Picture of local green space the Northern Slopes by Lewis Campbell.
Bristol has been awarded almost £1 million to help transform the future of local parks and green spaces.
The city was one of only eight places across the UK selected by the National Trust and The National Lottery Heritage Fund to take part in its Future Parks programme.
Bristol City Council’s proposal was chosen from more than 80 others to receive a share of over £6m of funding and £5m worth of advice and support from some of the UK’s experts in conservation, fundraising, volunteering and green space management.
In the first project of its kind in the UK, Future Parks is designed to help councils find sustainable ways to manage and fund their parks and open spaces.
Bristol City Council submitted its plan last year to put together a ‘Bristol Parks Prospectus.’
The prospectus will outline Bristol’s green spaces, setting out areas of opportunity to enhance health and wellbeing and sustainability.
It will also explore the potential of parks and green space to accommodate business activity, including pay-to-use services “considered to be compatible with the character, role and use of a particular site”. The council says this process would not be used to ‘sell off parks’.
Councillor Asher Craig, Deputy Mayor with responsibility for parks and green spaces, said: “Bristol has great ambitions for our parks and green spaces, but as a council we recognise that we cannot realise these without working closely with our partners.
“In facing the challenge presented by budget cuts, we need to explore new ways to generate income to support parks.
“The opportunity is to find partners who can add value to the parks experience within a service which is free to use and of benefit to all…
“The Parks Prospectus will identify the potential of parks to deliver health benefits matched to areas of greatest need and invite partners to provide health-based programmes from parks including mental health and physical exercise programmes.”
Over the next two years the council will work to create new way of managing green space as well as sharing its experience with other councils.
The National Trust’s Director General, Hilary McGrady, said: “Today is a landmark moment for the nation’s urban parks.
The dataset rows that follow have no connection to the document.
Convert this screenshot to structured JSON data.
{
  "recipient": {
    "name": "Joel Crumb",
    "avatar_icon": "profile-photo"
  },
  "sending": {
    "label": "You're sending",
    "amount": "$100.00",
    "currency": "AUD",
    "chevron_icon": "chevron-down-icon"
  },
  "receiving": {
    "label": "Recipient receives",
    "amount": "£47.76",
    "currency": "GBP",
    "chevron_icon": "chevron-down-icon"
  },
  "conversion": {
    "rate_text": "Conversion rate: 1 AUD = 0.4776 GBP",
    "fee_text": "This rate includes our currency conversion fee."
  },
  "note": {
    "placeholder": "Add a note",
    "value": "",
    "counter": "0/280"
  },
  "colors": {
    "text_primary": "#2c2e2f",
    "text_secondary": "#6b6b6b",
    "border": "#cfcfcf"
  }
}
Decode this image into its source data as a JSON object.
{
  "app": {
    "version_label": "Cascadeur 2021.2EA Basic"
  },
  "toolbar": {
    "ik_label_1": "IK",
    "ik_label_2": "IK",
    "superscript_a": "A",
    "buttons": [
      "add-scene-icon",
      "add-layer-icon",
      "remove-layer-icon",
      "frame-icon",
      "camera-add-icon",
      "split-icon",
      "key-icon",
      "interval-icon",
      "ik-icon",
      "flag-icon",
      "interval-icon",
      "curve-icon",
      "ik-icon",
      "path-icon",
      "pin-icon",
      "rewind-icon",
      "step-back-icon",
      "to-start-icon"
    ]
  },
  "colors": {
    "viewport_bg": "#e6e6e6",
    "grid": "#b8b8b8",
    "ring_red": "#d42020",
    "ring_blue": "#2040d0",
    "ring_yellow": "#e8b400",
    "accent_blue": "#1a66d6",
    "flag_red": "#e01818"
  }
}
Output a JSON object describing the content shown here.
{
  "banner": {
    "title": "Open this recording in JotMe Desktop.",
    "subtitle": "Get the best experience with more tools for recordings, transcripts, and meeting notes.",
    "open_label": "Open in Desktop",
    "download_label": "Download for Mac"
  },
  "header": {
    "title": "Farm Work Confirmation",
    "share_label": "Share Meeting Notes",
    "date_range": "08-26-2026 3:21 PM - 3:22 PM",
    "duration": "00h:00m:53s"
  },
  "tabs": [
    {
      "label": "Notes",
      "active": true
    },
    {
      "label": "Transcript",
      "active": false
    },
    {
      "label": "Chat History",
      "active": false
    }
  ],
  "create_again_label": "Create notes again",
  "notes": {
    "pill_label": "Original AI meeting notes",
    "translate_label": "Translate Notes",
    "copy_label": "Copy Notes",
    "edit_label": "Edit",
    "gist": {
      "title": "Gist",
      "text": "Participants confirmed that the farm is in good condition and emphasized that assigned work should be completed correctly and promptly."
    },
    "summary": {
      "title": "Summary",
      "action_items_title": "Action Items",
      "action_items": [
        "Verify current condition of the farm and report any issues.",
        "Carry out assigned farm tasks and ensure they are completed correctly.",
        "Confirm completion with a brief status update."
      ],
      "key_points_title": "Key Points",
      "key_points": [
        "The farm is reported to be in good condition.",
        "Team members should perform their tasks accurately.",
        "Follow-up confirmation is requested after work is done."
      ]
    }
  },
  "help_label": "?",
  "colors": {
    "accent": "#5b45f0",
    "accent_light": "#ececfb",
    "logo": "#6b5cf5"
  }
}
This is not just about new ways to fund and support these much-loved community spaces, but completely re-thinking the role green spaces play in our lives and how we can ensure they thrive for generations to come…”